SMITH-MADRONE OFFERS 6-BOTTLE RIESLING VERTICAL
Winery’s signature varietal spanning six vintages
Napa Valley, December 2020 — Smith-Madrone Winery is releasing a six bottle vertical collection of Smith-Madrone Riesling from the 2014, 2015, 2016, 2017, 2018 and 2019 vintages. “As we get ready to celebrate our 50th anniversary next year we wanted to offer our customers something fun, unique and something uniquely ours,” explains founder/General Partner Stuart Smith.
The 2014 and 2015 vintages are only available in very small quantities in the winery library. The 2017, 2018 and 2019 are not released yet. The 2016 is the winery’s current release (which is also available in a 1.5L magnum bottle). This vertical is being offered for $250.00. To buy:
“Tasting these wines is an absolute taste of our terroir,” adds Stuart Smith. “The same varietal, from the same vineyard, tended by the same hands for the last fifty years—this is a chance to really understand our estate and our approach to winemaking,” he says.
Smith-Madrone is considered to be a pioneer of growing and making Riesling in the Napa Valley. In establishing the winery and planting its vineyards on the steep slopes of Spring Mountain in 1971, Stu intentionally chose Riesling because of its characteristics of thriving on hillsides.
Entered accidentally, Smith-Madrone won the award for Best Riesling In The World for its 1977 Riesling in the 1979 Gault Millau Wine Olympics competition in Paris. It was a blind competition and the contenders were wines from all over the world, including prestigious names such as Schloss Vollrads.
In 1983 Smith-Madrone was the first U.S. Riesling producer to label its wines by its true name, “Riesling,” after an eight-month struggle with the BATF. Smith-Madrone had been the only winery to use only the word Riesling on its labels when other wineries at the time were using either Johannisberg Riesling or White Riesling. Why? “It’s the true name of the varietal,” Smith explains. “When was the last time you had a red Riesling? White Riesling is redundant; Johannisberg is a picturesque winery in Germany not too dissimilar from Smith-Madrone. Why should we call Riesling ‘Johannisberg Riesling’ if we don’t call Pinot Noir ‘Romanee Noir’ or Cabernet Sauvignon ‘Lafite Sauvignon?’ The true name of the varietal is simply Riesling and our fighting to use that terminology was an expression of our serious commitment to this grape,” he adds.
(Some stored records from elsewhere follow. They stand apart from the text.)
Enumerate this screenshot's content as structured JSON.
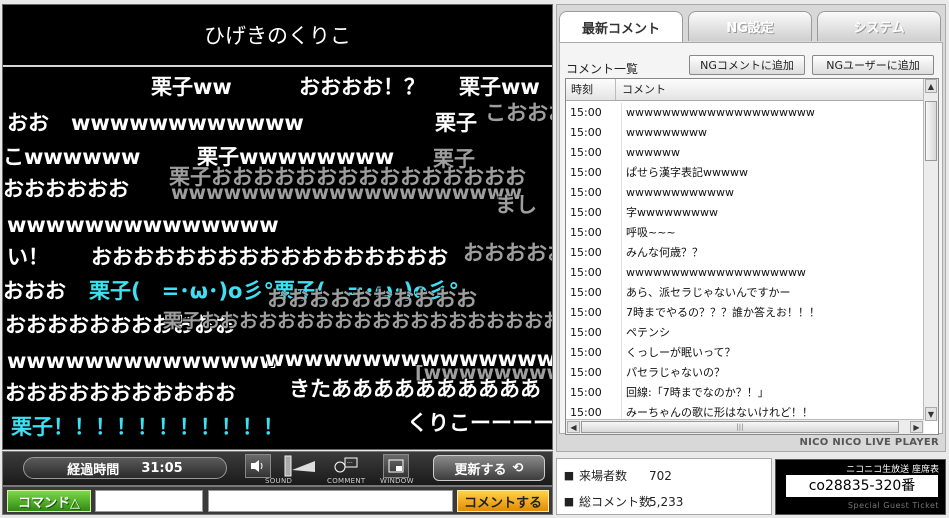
{
  "player": {
    "title": "ひげきのくりこ",
    "comments": [
      {
        "text": "栗子ww",
        "kind": "white"
      },
      {
        "text": "おおおお！？",
        "kind": "white"
      },
      {
        "text": "栗子ww",
        "kind": "white"
      },
      {
        "text": "おお",
        "kind": "white"
      },
      {
        "text": "wwwwwwwwwwww",
        "kind": "white"
      },
      {
        "text": "栗子",
        "kind": "white"
      },
      {
        "text": "こおおお",
        "kind": "ghost"
      },
      {
        "text": "こwwwwww",
        "kind": "white"
      },
      {
        "text": "栗子wwwwwwww",
        "kind": "white"
      },
      {
        "text": "栗子",
        "kind": "ghost"
      },
      {
        "text": "おおおおおお",
        "kind": "white"
      },
      {
        "text": "栗子おおおおおおおおおおおおおおお",
        "kind": "ghost"
      },
      {
        "text": "wwwwwwwwwwwwwwwwwwww",
        "kind": "ghost"
      },
      {
        "text": "まし",
        "kind": "ghost"
      },
      {
        "text": "wwwwwwwwwwwwww",
        "kind": "white"
      },
      {
        "text": "い！",
        "kind": "white"
      },
      {
        "text": "おおおおおおおおおおおおおおおおお",
        "kind": "white"
      },
      {
        "text": "おおおおおお",
        "kind": "ghost"
      },
      {
        "text": "おおお",
        "kind": "white"
      },
      {
        "text": "栗子(　=･ω･)o彡°栗子(　=･ω･)o彡°",
        "kind": "cyan"
      },
      {
        "text": "おおおおおおおおおお",
        "kind": "ghost"
      },
      {
        "text": "おおおおおおおおおおお",
        "kind": "white"
      },
      {
        "text": "栗子おおおおおおおおおおおおおおおおおおおおお",
        "kind": "ghost"
      },
      {
        "text": "wwwwwwwwwwwwww",
        "kind": "white"
      },
      {
        "text": "wwwwwwwwwwwwwwwwwwwwwwwwww",
        "kind": "white"
      },
      {
        "text": "[wwwwwwwwwwwwwwwwwwwwwww",
        "kind": "ghost"
      },
      {
        "text": "おおおおおおおおおおお",
        "kind": "white"
      },
      {
        "text": "きたああああああああああ",
        "kind": "white"
      },
      {
        "text": "栗子！！！！！！！！！！！",
        "kind": "cyan"
      },
      {
        "text": "くりこーーーーー",
        "kind": "white"
      }
    ]
  },
  "controls": {
    "elapsed_label": "経過時間",
    "elapsed_time": "31:05",
    "sound_label": "SOUND",
    "comment_label": "COMMENT",
    "window_label": "WINDOW",
    "refresh_label": "更新する",
    "command_label": "コマンド△",
    "submit_label": "コメントする"
  },
  "tabs": [
    {
      "label": "最新コメント",
      "active": true
    },
    {
      "label": "NG設定",
      "active": false
    },
    {
      "label": "システム",
      "active": false
    }
  ],
  "comment_list": {
    "title": "コメント一覧",
    "ng_comment_button": "NGコメントに追加",
    "ng_user_button": "NGユーザーに追加",
    "col_time": "時刻",
    "col_comment": "コメント",
    "rows": [
      {
        "time": "15:00",
        "comment": "wwwwwwwwwwwwwwwwwwwww"
      },
      {
        "time": "15:00",
        "comment": "wwwwwwwww"
      },
      {
        "time": "15:00",
        "comment": "wwwwww"
      },
      {
        "time": "15:00",
        "comment": "ぱせら漢字表記wwwww"
      },
      {
        "time": "15:00",
        "comment": "wwwwwwwwwwww"
      },
      {
        "time": "15:00",
        "comment": "字wwwwwwwww"
      },
      {
        "time": "15:00",
        "comment": "呼吸~~~"
      },
      {
        "time": "15:00",
        "comment": "みんな何歳？？"
      },
      {
        "time": "15:00",
        "comment": "wwwwwwwwwwwwwwwwwwww"
      },
      {
        "time": "15:00",
        "comment": "あら、派セラじゃないんですかー"
      },
      {
        "time": "15:00",
        "comment": "7時までやるの？？？誰か答えお！！！"
      },
      {
        "time": "15:00",
        "comment": "ペテンシ"
      },
      {
        "time": "15:00",
        "comment": "くっしーが眠いって？"
      },
      {
        "time": "15:00",
        "comment": "パセラじゃないの？"
      },
      {
        "time": "15:00",
        "comment": "回線:「7時までなのか？！」"
      },
      {
        "time": "15:00",
        "comment": "みーちゃんの歌に形はないけれど！！"
      }
    ],
    "brand": "NICO NICO LIVE PLAYER"
  },
  "stats": {
    "visitors_label": "来場者数",
    "visitors_value": "702",
    "comments_label": "総コメント数",
    "comments_value": "5,233"
  },
  "ticket": {
    "header": "ニコニコ生放送 座席表",
    "number": "co28835-320番",
    "footer": "Special Guest Ticket"
  }
}
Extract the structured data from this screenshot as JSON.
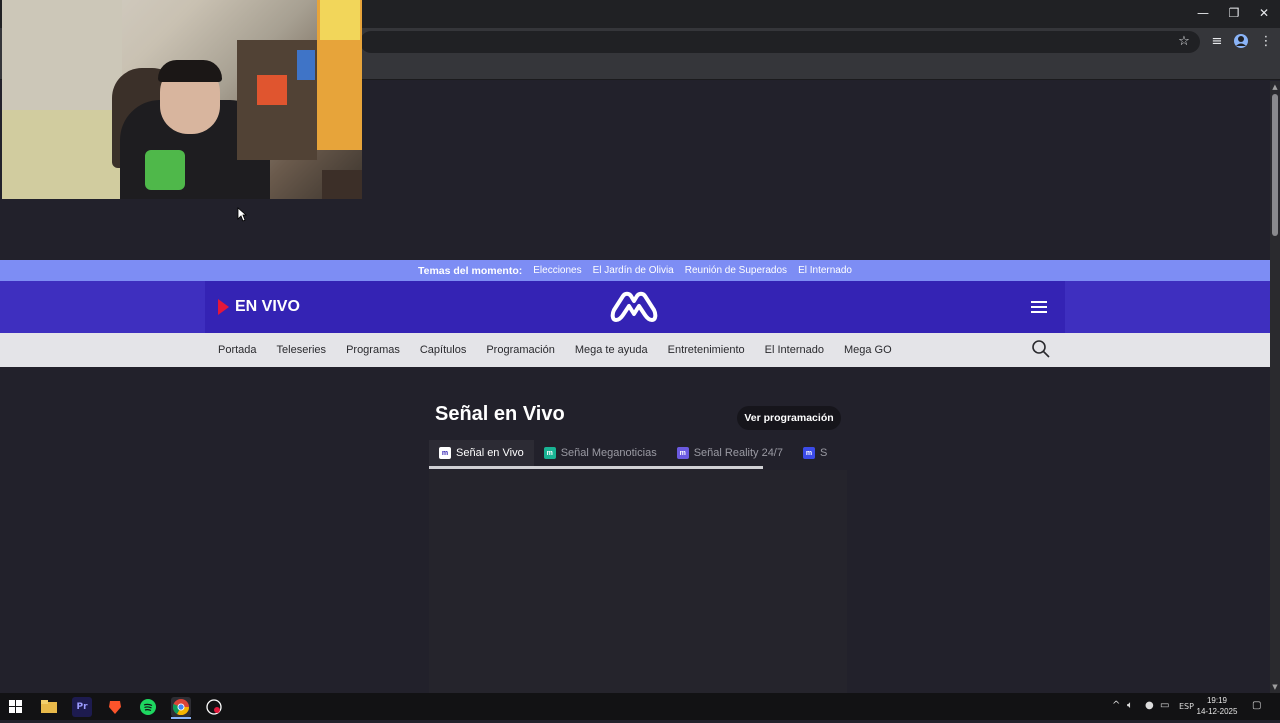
{
  "window": {
    "minimize": "—",
    "restore": "❐",
    "close": "✕"
  },
  "toolbar": {
    "bookmark_icon": "star-icon",
    "tabsearch_icon": "media-queue-icon",
    "profile_icon": "profile-avatar-icon",
    "menu_icon": "kebab-menu-icon"
  },
  "site": {
    "trending_title": "Temas del momento:",
    "trending_links": [
      "Elecciones",
      "El Jardín de Olivia",
      "Reunión de Superados",
      "El Internado"
    ],
    "live_label": "EN VIVO",
    "nav_links": [
      "Portada",
      "Teleseries",
      "Programas",
      "Capítulos",
      "Programación",
      "Mega te ayuda",
      "Entretenimiento",
      "El Internado",
      "Mega GO"
    ],
    "page_title": "Señal en Vivo",
    "schedule_button": "Ver programación",
    "tabs": [
      {
        "label": "Señal en Vivo",
        "color": "#ffffff",
        "active": true
      },
      {
        "label": "Señal Meganoticias",
        "color": "#19b394",
        "active": false
      },
      {
        "label": "Señal Reality 24/7",
        "color": "#6b5ae0",
        "active": false
      },
      {
        "label": "S",
        "color": "#3b4be8",
        "active": false
      }
    ]
  },
  "taskbar": {
    "apps": [
      "start-icon",
      "file-explorer-icon",
      "premiere-icon",
      "brave-icon",
      "spotify-icon",
      "chrome-icon",
      "recorder-icon"
    ],
    "premiere_label": "Pr",
    "language": "ESP",
    "time": "19:19",
    "date": "14-12-2025"
  },
  "colors": {
    "accent": "#3423b4",
    "trending": "#7d8df4",
    "live": "#e4173b"
  }
}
“With our Riesling you get the purest expression of the varietal. There’s no malolactic fermentation, no oak extraction, lees stirring or blending with other varietals,” says winemaker Charlie Smith, Stu’s brother. “Once harvested, the grape juice goes directly into stainless steel tanks where it is fermented, clarified and then bottled. This is true minimalist intervention winemaking and Riesling is the only varietal that reaches its greatest heights this way,” he adds.
Riesling expert (author of The Riesling Story: The Best White Wine On Earth) Stuart Pigott named Smith-Madrone’s Riesling the only dry Riesling from North America in his list of Top 20 Dry Rieslings in the book. About the winery’s Rieslings, he has written, “they were not only of consistently high quality, they were also utterly distinctive. The 1996 was one of the best mature American Rieslings I ever tasted. Which other American Rieslings can match its vitality and uniqueness of flavor?” In describing the varietal in general terms, Pigott has written: “There’s not only a spirit of the times; there’s also a wine of the times, and Riesling is the white wine of our time. In a wine world dominated by smoke and mirrors, where standardization of flavor is the norm, Riesling remains strikingly and deliciously original.”
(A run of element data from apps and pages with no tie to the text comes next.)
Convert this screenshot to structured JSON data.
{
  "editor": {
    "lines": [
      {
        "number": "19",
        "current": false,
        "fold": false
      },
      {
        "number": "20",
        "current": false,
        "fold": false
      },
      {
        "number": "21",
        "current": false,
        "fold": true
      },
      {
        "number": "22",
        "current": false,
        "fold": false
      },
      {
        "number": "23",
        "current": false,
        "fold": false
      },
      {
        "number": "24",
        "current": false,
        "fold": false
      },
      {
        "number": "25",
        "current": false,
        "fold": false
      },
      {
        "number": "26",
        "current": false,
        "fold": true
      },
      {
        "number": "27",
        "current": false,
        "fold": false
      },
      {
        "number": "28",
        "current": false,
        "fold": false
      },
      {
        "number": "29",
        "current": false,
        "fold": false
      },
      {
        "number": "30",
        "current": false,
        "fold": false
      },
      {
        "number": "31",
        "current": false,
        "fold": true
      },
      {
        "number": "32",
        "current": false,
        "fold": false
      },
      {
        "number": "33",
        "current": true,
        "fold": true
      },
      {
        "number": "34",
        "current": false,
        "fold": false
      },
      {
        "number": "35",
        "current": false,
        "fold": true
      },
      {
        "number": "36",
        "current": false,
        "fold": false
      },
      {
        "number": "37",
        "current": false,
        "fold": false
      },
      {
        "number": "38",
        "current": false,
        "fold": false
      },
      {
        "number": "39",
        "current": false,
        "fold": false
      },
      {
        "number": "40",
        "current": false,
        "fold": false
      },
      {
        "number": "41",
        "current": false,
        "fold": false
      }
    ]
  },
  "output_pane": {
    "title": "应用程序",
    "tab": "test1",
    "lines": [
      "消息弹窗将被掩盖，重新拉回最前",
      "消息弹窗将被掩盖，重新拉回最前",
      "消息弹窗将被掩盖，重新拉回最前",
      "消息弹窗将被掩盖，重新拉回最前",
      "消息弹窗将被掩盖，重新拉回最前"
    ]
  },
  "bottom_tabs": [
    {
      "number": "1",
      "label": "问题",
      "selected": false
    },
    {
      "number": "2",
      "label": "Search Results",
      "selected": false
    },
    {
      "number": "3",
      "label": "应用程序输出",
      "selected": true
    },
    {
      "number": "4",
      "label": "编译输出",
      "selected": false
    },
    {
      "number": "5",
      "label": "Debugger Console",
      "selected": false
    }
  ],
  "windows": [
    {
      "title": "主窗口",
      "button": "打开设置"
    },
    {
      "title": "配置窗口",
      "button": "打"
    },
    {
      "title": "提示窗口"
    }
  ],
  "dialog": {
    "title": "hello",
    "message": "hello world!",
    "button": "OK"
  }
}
Smith-Madrone is one of Napa Valley’s authentically artisanal wineries, founded in 1971 by Stuart Smith. Winemaking and grape-growing are handled entirely by the two brother-proprietors, Stuart and Charlie Smith and Stu’s son, Sam Smith. All of Smith-Madrone’s wines come from the 38 acres of estate vineyards surrounding the winery, first planted 49 years ago by Stuart and Charlie. The vineyards extend across steep mountainsides, at steep slopes at elevations between 1,300 and 1,900 feet. Total production each year is less than 4,000 cases.
Smith-Madrone’s current releases, all sourced from estate-grown fruit from vineyards surrounding the winery at the top of the Spring Mountain District appellation in the northern Napa Valley, are 2016 Riesling, 2017 Chardonnay, 2016 Cabernet Sauvignon and 2016 Cook’s Flat Reserve.
Collected fact sheets for the set of wines: